Khaled Korany, one of most respected international weight lifting coach, who has helped weightlifters from Egypt and Saudi Arabia win medals at the highest level of the sport has denied any involvement in the teenage doping scandal that led to Egypt being banned from the Tokyo 2020 Olympic Games.
Khaled Korany, who is currently head coach of the Tunisia Olympic team, has this say.
“I am not stupid to give athletes this prohibited substance, especially since it is known that it remains in the body for months.”
“Why would I risk my name and my reputation as a coach for a weak championship?” said Korany.
“Why put the name of Egypt at risk after the successes achieved in London and Rio?
“The issue is a conspiracy to tarnish the image of the Egyptian Federation, but the cause of it has not been revealed.
“This news has caused extreme anger among everyone in Egypt due to the lack of knowledge of who is responsible.”

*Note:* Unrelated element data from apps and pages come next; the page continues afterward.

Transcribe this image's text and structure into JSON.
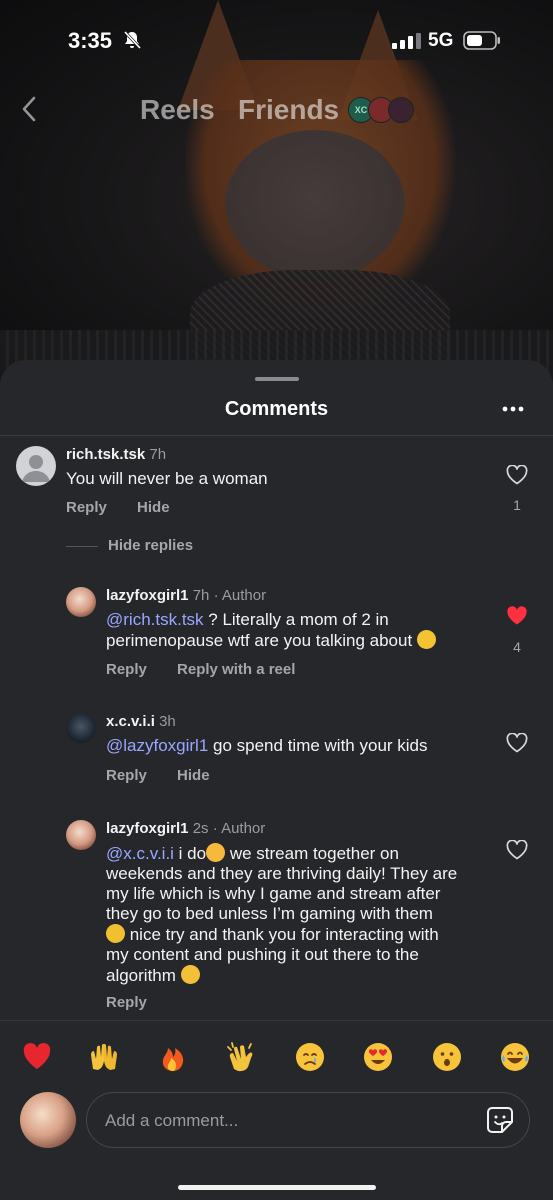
{
  "status_bar": {
    "time": "3:35",
    "network": "5G"
  },
  "nav": {
    "reels": "Reels",
    "friends": "Friends",
    "friend_avatar_label": "XC"
  },
  "sheet": {
    "title": "Comments"
  },
  "comments": [
    {
      "user": "rich.tsk.tsk",
      "time": "7h",
      "text": "You will never be a woman",
      "actions": [
        "Reply",
        "Hide"
      ],
      "likes": "1",
      "liked": false
    },
    {
      "user": "lazyfoxgirl1",
      "time": "7h",
      "tag": "Author",
      "mention": "@rich.tsk.tsk",
      "text_line1": " ? Literally a mom of 2 in",
      "text_line2": "perimenopause wtf are you talking about",
      "actions": [
        "Reply",
        "Reply with a reel"
      ],
      "likes": "4",
      "liked": true
    },
    {
      "user": "x.c.v.i.i",
      "time": "3h",
      "mention": "@lazyfoxgirl1",
      "text": " go spend time with your kids",
      "actions": [
        "Reply",
        "Hide"
      ],
      "liked": false
    },
    {
      "user": "lazyfoxgirl1",
      "time": "2s",
      "tag": "Author",
      "mention": "@x.c.v.i.i",
      "text_line1": " i do",
      "text_line1b": " we stream together on",
      "text_line2": "weekends and they are thriving daily! They are",
      "text_line3": "my life which is why I game and stream after",
      "text_line4": "they go to bed unless I’m gaming with them",
      "text_line5": " nice try and thank you for interacting with",
      "text_line6": "my content and pushing it out there to the",
      "text_line7": "algorithm",
      "actions": [
        "Reply"
      ],
      "liked": false
    }
  ],
  "hide_replies": "Hide replies",
  "author_dot": "·",
  "reactions": [
    "heart",
    "raising-hands",
    "fire",
    "clapping",
    "crying",
    "heart-eyes",
    "surprised",
    "laughing"
  ],
  "composer": {
    "placeholder": "Add a comment..."
  },
  "colors": {
    "sheet_bg": "#26272b",
    "mention": "#9aa6ff",
    "liked_heart": "#ff3040"
  }
}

Seven young Egyptians tested positive for methandienone at a training camp before the African Youth and Junior Championships in Cairo in the last few weeks of 2016.
Two of them were 14-year-old girls and three others were aged 16 and 17.

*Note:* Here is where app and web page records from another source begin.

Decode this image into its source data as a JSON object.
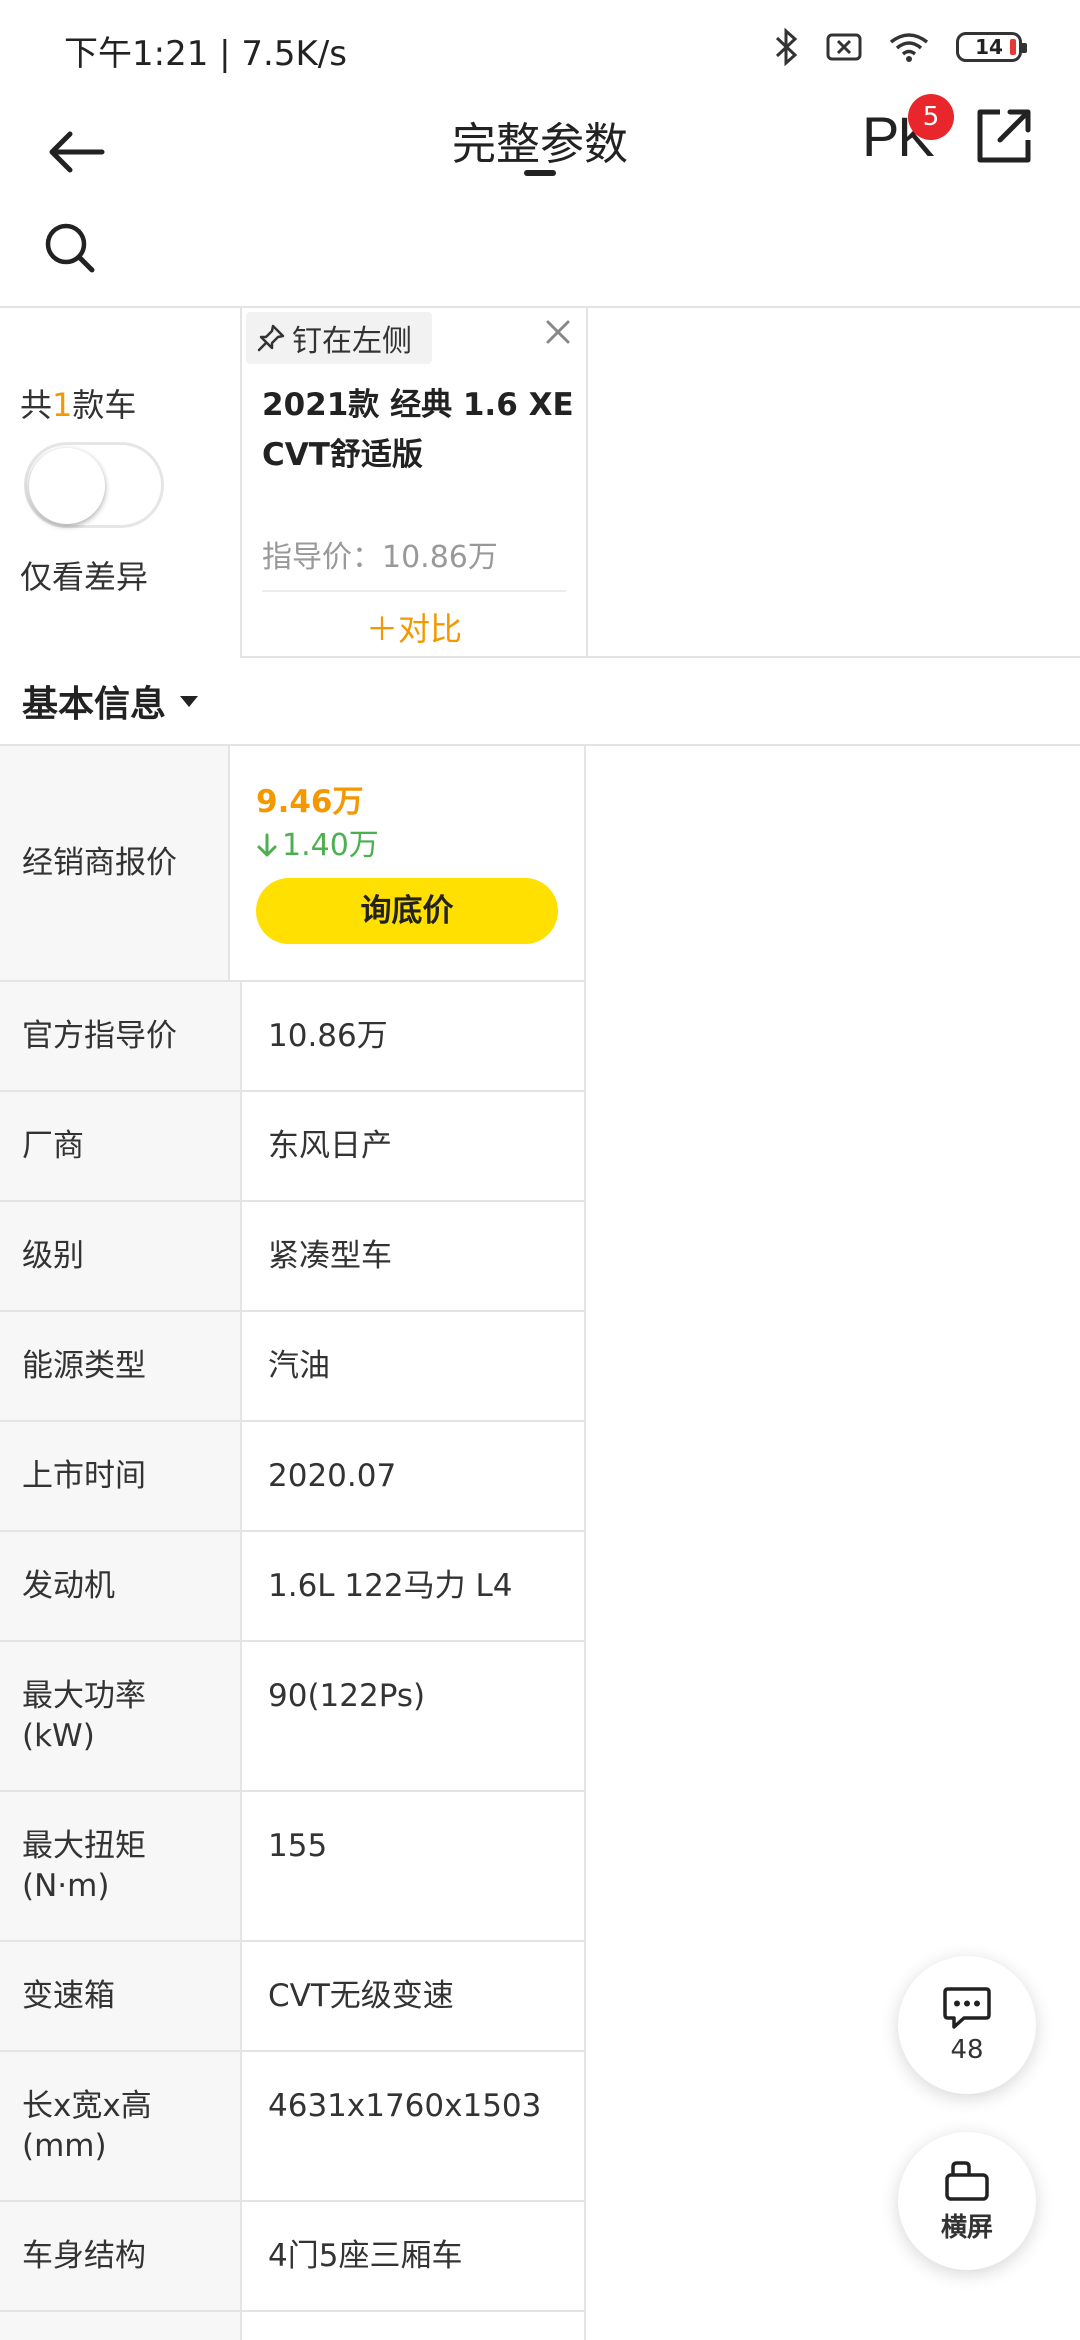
{
  "status_bar": {
    "time_speed": "下午1:21 | 7.5K/s",
    "battery": "14"
  },
  "nav": {
    "title": "完整参数",
    "pk_label": "PK",
    "pk_badge": "5"
  },
  "compare": {
    "total_prefix": "共",
    "total_count": "1",
    "total_suffix": "款车",
    "diff_label": "仅看差异",
    "diff_toggle_on": false,
    "car": {
      "pin_label": "钉在左侧",
      "name": "2021款 经典 1.6 XE CVT舒适版",
      "guide_price": "指导价：10.86万",
      "add_compare": "＋对比"
    }
  },
  "section": {
    "title": "基本信息"
  },
  "params": {
    "dealer_label": "经销商报价",
    "dealer_price": "9.46万",
    "price_drop": "1.40万",
    "ask_button": "询底价",
    "rows": [
      {
        "label": "官方指导价",
        "value": "10.86万"
      },
      {
        "label": "厂商",
        "value": "东风日产"
      },
      {
        "label": "级别",
        "value": "紧凑型车"
      },
      {
        "label": "能源类型",
        "value": "汽油"
      },
      {
        "label": "上市时间",
        "value": "2020.07"
      },
      {
        "label": "发动机",
        "value": "1.6L 122马力 L4"
      },
      {
        "label": "最大功率(kW)",
        "value": "90(122Ps)"
      },
      {
        "label": "最大扭矩(N·m)",
        "value": "155"
      },
      {
        "label": "变速箱",
        "value": "CVT无级变速"
      },
      {
        "label": "长x宽x高(mm)",
        "value": "4631x1760x1503"
      },
      {
        "label": "车身结构",
        "value": "4门5座三厢车"
      }
    ]
  },
  "floating": {
    "chat_count": "48",
    "landscape_label": "横屏"
  },
  "colors": {
    "accent_orange": "#f39800",
    "ask_yellow": "#ffe000",
    "drop_green": "#4caf50",
    "badge_red": "#e8262b"
  }
}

The Independent Member Federations Sanctions Panel, which was set up by the International Weightlifting Federation (IWF), suspended Egypt for two years last September and imposed a fine of $200,000 ($163,500/€183,000).
In a report that was leaked on social media last week, the Panel said the role of Korany, and other unnamed coaches and support staff, had not been properly investigated by the Egyptian Weightlifting Federation (EWF).
The Panel was “very troubled” that seven young athletes were punished with four-year suspensions while no coaches, medical staff or other officials had been held responsible.
“What has happened to these young athletes is very bad,” Korany told insidethegames.
He said the accusations levelled against everybody working with the team in 2016 – coaches and EWF officials – had caused irreparable damage to Egypt’s reputation, while the guilty party was still unknown.
Korany’s explanation is that, during a time of bitter division within the EWF, a third party was paid by somebody to “doctor” food consumed by the young athletes with illegal drugs.
“Severe differences arose on the Board, which was split on all decisions,” he said.
“There were many problems and complaints in the media.
“There is a high possibility that one of the members paid an athlete, coach or someone else to put something in food or supplements, but no-one could prove that.
“It is a dirty war.”
The purpose, he said, would have been to discredit the EWF President Mahmoud Mahgoub, who was seeking re-election.
Mahgoub, who sits on the Executive Board of the IWF, lost control of the national federation when its administration was taken over by Egypt’s National Olympic Committee seven months ago.
The NOC stepped in after another doping scandal, when six of Egypt’s team at the African Games in Morocco last August tested positive, including the Rio 2016 medallist Sara Ahmed.
Korany was in his third and final year as technical director of Saudi Arabia’s team by then.